Adom Philogene Heron is a lecturer of anthropology at University of London, Goldsmiths College. British-born Philogene Heron, like me, is part of the generation that Linton Kwesi Johnson described as the grandchildren of Thatcherism. His work looks at black fatherhood in the Eastern Caribbean island of Dominica. Having grown up in Bristol—the major port city of the transatlantic African slave trade in South England—Philogene Heron was prompted to remap the urban landscape of home by the chapter of Imperial Intimacies named for that city. He considered anew his inheritances of black Britain and black Bristol, his Afro–West Indian and European lineage. Philogene Heron considers the inheritances of Empire Day and what he will pass on to his baby daughter. He also presents a remixed family album—a photo collage of old family images—as a visual accompaniment, because photographs are so central to how Carby tells her story.

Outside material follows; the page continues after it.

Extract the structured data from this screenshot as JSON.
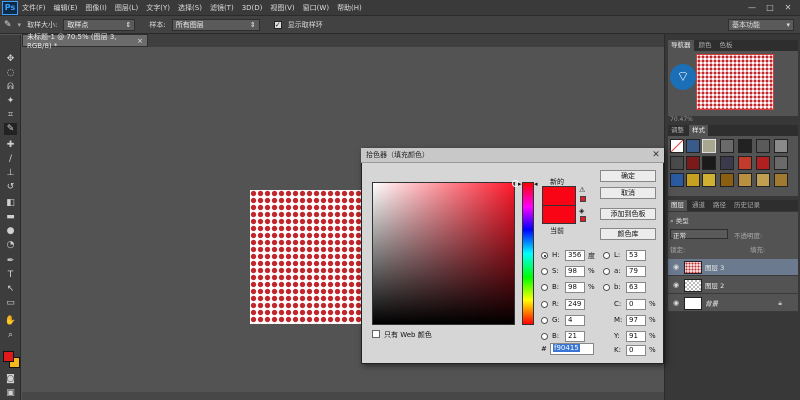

Michelle Stephens is dean of the humanities and a professor in the Department of Latino and Caribbean Studies and English at Rutgers University. Her books include Black Empire (2005), Skin Acts (2014), and a collection coedited with Brian Roberts, Archipelagic American Studies (2017). Stephens is a former student of Carby’s and of Jamaican American background; having inherited an intellectual tradition of historical materialism, a black feminist sensibility, and genealogical methods, she dwells on the questions of her own inherited West African, sub-Saharan, and European DNA and the complexities of the information revealed by genetic testing. The results of Stephens’s Creole heritage lead her to focus on the coupling of blackness and whiteness in family trees. Stephens discusses the intertwined strands of “mixed” diasporas, genealogies, and archipelagic colonial histories.
Gloria Wekker is a peer of Hazel Carby, a preeminent Dutch professor emerita of Afro-Surinamese heritage, and the author of Witte onschuld, or White Innocence: Paradoxes of Colonialism and Race—a groundbreaking 2016 reckoning on race and the erasure of the Dutch colonial past. She is also the author of The Politics of Passion (2006), which examines the radical kinship of sexuality, pointing to how common the non-heteronormative intimacies of mati work—or queer couplings—are, and have long been, in Surinamese culture. Wekker responds, like Thomas, Philogene Heron, and Stephens, by considering what she inherits from Africa and Europe, in conversation with her Jewish-Creole and Native Surinamese heritage. Of a similar generation to Carby, Wekker considers the album of her girlhood, growing up in the 1950s Netherlands. She dwells on the psychic economy of accounting and Carby’s father’s job as a bookkeeper in London. Wekker reflects on the countless hours of research she has done in the Dutch colonial archive of slave registers. Like Philogene Heron, she shares photographs from family albums and considers the bookkeeping of Dutch colonial empire in the Caribbean, in response to the way that Carby renders her archival methods of self-inventory in the chapter “Executors of Empire.”
Correction: February 12, 2020
An earlier version of this article incorrectly referred to Deborah Thomas as Jamaican- rather than US-born.
This article was commissioned by Ben Platt.